Calm returned to Nicaragua on Tuesday after the entire nation was put on alert following a series of strong earthquakes that rocked the capital and the surrounding central regions for four days.
At least two deaths and 42 injuries were reported in the province after four earthquakes – one measuring 6.2 on the Richter scale – and about 1,000 strong aftershocks that began on Thursday sent thousands of Managua residents fleeing from their homes.
Nicaraguan civil defense authorities counted 2,378 homes damaged during the disaster.
The government issued an emergency alert on Sunday after scientists reported unusual seismic activity where the Coco and Caribbean crustal plates join underneath Nicaragua’s surface. In 1972, more than 10,000 people were killed and 20,000 others injured when a strong earthquake devastated Managua. The quake was blamed on the crustal plates’ movements.

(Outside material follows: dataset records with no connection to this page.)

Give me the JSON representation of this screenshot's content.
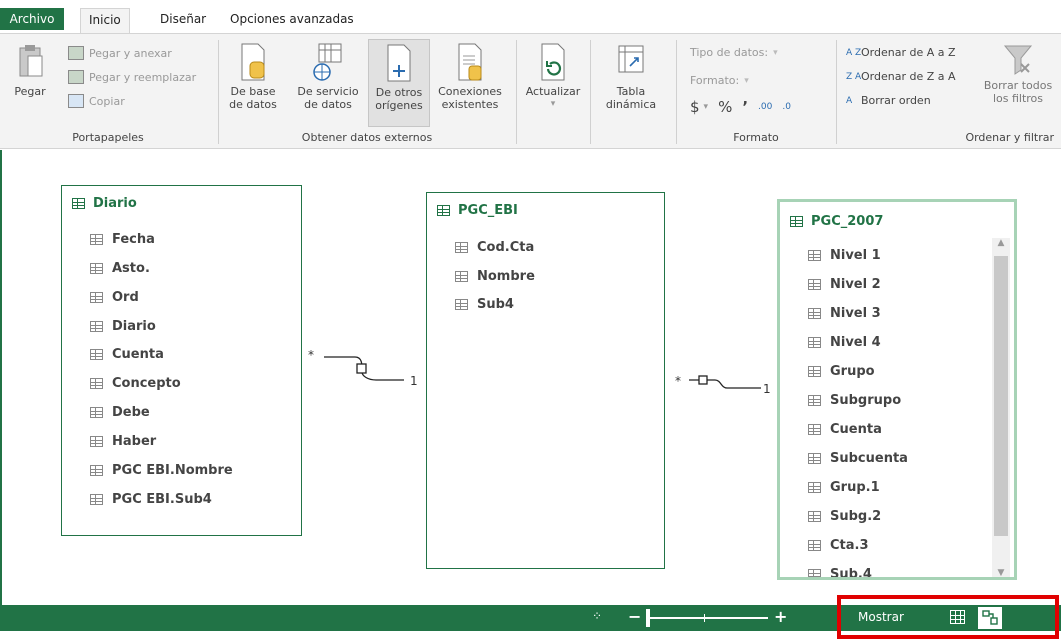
{
  "tabs": [
    "Archivo",
    "Inicio",
    "Diseñar",
    "Opciones avanzadas"
  ],
  "clipboard": {
    "paste": "Pegar",
    "paste_append": "Pegar y anexar",
    "paste_replace": "Pegar y reemplazar",
    "copy": "Copiar",
    "group": "Portapapeles"
  },
  "external": {
    "db_l1": "De base",
    "db_l2": "de datos",
    "svc_l1": "De servicio",
    "svc_l2": "de datos",
    "other_l1": "De otros",
    "other_l2": "orígenes",
    "conn_l1": "Conexiones",
    "conn_l2": "existentes",
    "group": "Obtener datos externos"
  },
  "refresh": {
    "label": "Actualizar"
  },
  "pivot": {
    "l1": "Tabla",
    "l2": "dinámica"
  },
  "format": {
    "datatype": "Tipo de datos:",
    "format": "Formato:",
    "currency": "$",
    "percent": "%",
    "comma": "’",
    "inc": ".00",
    "dec": ".0",
    "group": "Formato"
  },
  "sort": {
    "az": "Ordenar de A a Z",
    "za": "Ordenar de Z a A",
    "clear": "Borrar orden",
    "clear_all_l1": "Borrar todos",
    "clear_all_l2": "los filtros",
    "group": "Ordenar y filtrar"
  },
  "tables": {
    "diario": {
      "name": "Diario",
      "fields": [
        "Fecha",
        "Asto.",
        "Ord",
        "Diario",
        "Cuenta",
        "Concepto",
        "Debe",
        "Haber",
        "PGC EBI.Nombre",
        "PGC EBI.Sub4"
      ]
    },
    "pgc_ebi": {
      "name": "PGC_EBI",
      "fields": [
        "Cod.Cta",
        "Nombre",
        "Sub4"
      ]
    },
    "pgc_2007": {
      "name": "PGC_2007",
      "fields": [
        "Nivel 1",
        "Nivel 2",
        "Nivel 3",
        "Nivel 4",
        "Grupo",
        "Subgrupo",
        "Cuenta",
        "Subcuenta",
        "Grup.1",
        "Subg.2",
        "Cta.3",
        "Sub.4"
      ]
    }
  },
  "relations": {
    "many": "*",
    "one": "1"
  },
  "status": {
    "show": "Mostrar",
    "zoom_minus": "−",
    "zoom_plus": "+"
  },
  "colors": {
    "accent": "#217346",
    "highlight": "#e00000"
  }
}
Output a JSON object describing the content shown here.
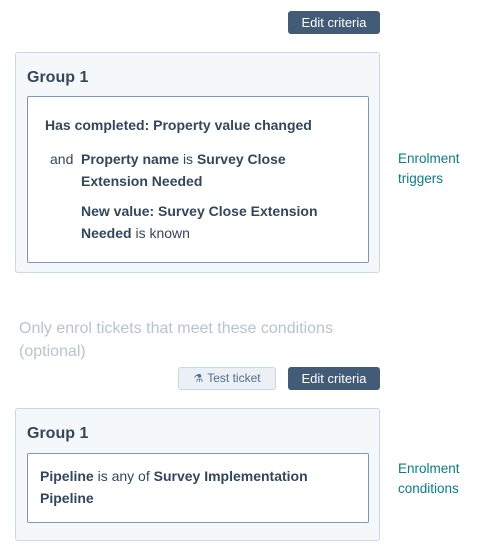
{
  "triggers": {
    "edit_label": "Edit criteria",
    "group_title": "Group 1",
    "rule_line": "Has completed: Property value changed",
    "condition1": {
      "prefix": "and",
      "prop_label": "Property name",
      "op": "is",
      "value_line1": "Survey Close",
      "value_line2": "Extension Needed"
    },
    "condition2": {
      "line1": "New value: Survey Close Extension",
      "line2_bold": "Needed",
      "line2_rest": "is known"
    },
    "side_label_line1": "Enrolment",
    "side_label_line2": "triggers"
  },
  "conditions": {
    "hint_line1": "Only enrol tickets that meet these conditions",
    "hint_line2": "(optional)",
    "test_label": "Test ticket",
    "test_icon": "flask-icon",
    "edit_label": "Edit criteria",
    "group_title": "Group 1",
    "rule": {
      "prop": "Pipeline",
      "op": "is any of",
      "value_line1": "Survey Implementation",
      "value_line2": "Pipeline"
    },
    "side_label_line1": "Enrolment",
    "side_label_line2": "conditions"
  }
}
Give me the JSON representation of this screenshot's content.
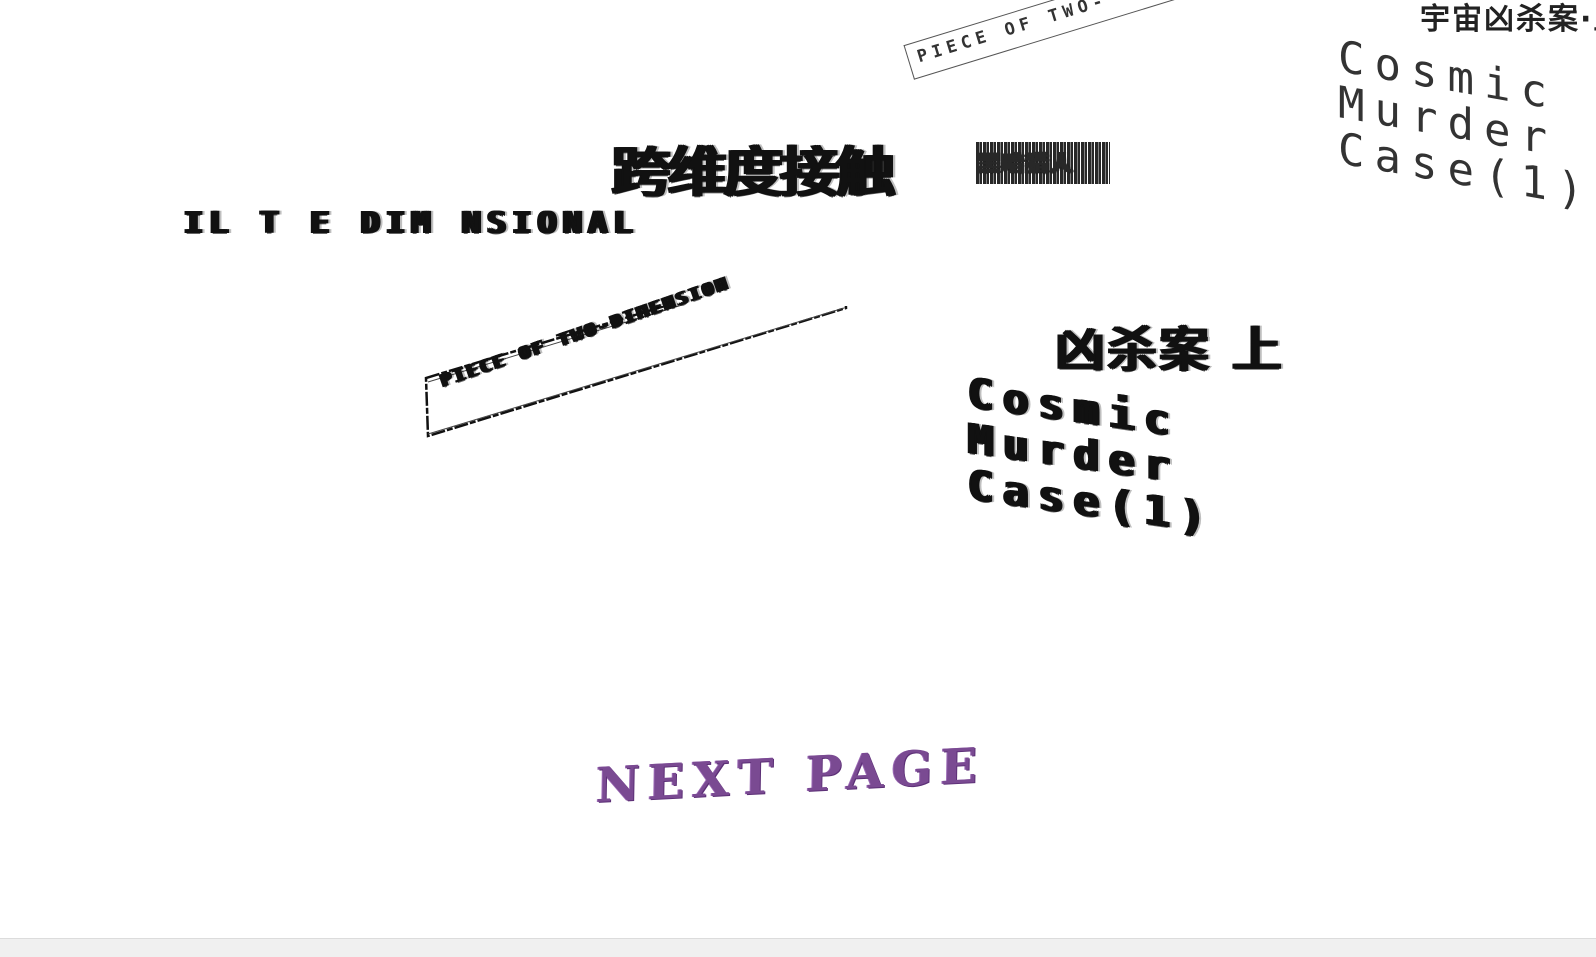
{
  "artwork_top_right": {
    "banner_text": "PIECE OF TWO-",
    "cn_title": "宇宙凶杀案·上",
    "en_lines": [
      "Cosmic",
      "Murder",
      "Case(1)"
    ]
  },
  "artwork_glitched": {
    "cn_title": "跨维度接触",
    "cn_title_small": "黑暗猎人",
    "en_spread": "IL T E DIM NSIONAL",
    "banner_text": "PIECE OF TWO-DIMENSION",
    "cn_mid": "凶杀案 上",
    "en_lines": [
      "Cosmic",
      "Murder",
      "Case(1)"
    ]
  },
  "navigation": {
    "next_page_label": "NEXT PAGE"
  },
  "colors": {
    "next_page": "#7a4a92",
    "artwork_ink": "#111111",
    "background": "#ffffff"
  }
}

Television stations on Tuesday showed dozens of Managua residents returning to their homes and clearing up after the damage. The entire capital was empty as businesses were closed and many workers decided to take advantage of the government’s emergency alert and push up their long Easter weekend holiday.
Trying not to instill panic, government officials had warned people to remain outdoors and not to sleep inside their homes.
Government officials had warned people to remain outdoors and not to sleep inside their homes
“At the entrance to my home, I have a backpack filled with clothes and other things waiting. The tank in my car is full. We’re not panicky, just nervous,” said Juan, a lawyer, after he filled up at a gas station in Managua.
In the few supermarkets that were open, shoppers were stocking up on basic essentials.
The government set up temporary shelters throughout the capital and in nearby cities where more than 1,600 sought refuge, according to first lady Rosario Murillo, who also serves as her husband’s official spokesman.
President Daniel Ortega did not appear in public during the emergency, setting off waves of criticism from the opposition. “The country is being run by a ventriloquist,” wrote noted journalist Carlos Fernando Chamarro on his Twitter account. “Why is he so quiet?”
The Sandinista government said that it welcomes a team of experts from Germany, Cuba, the United States, Japan, Mexico and Venezuela to determine the exact causes of the seismic activity.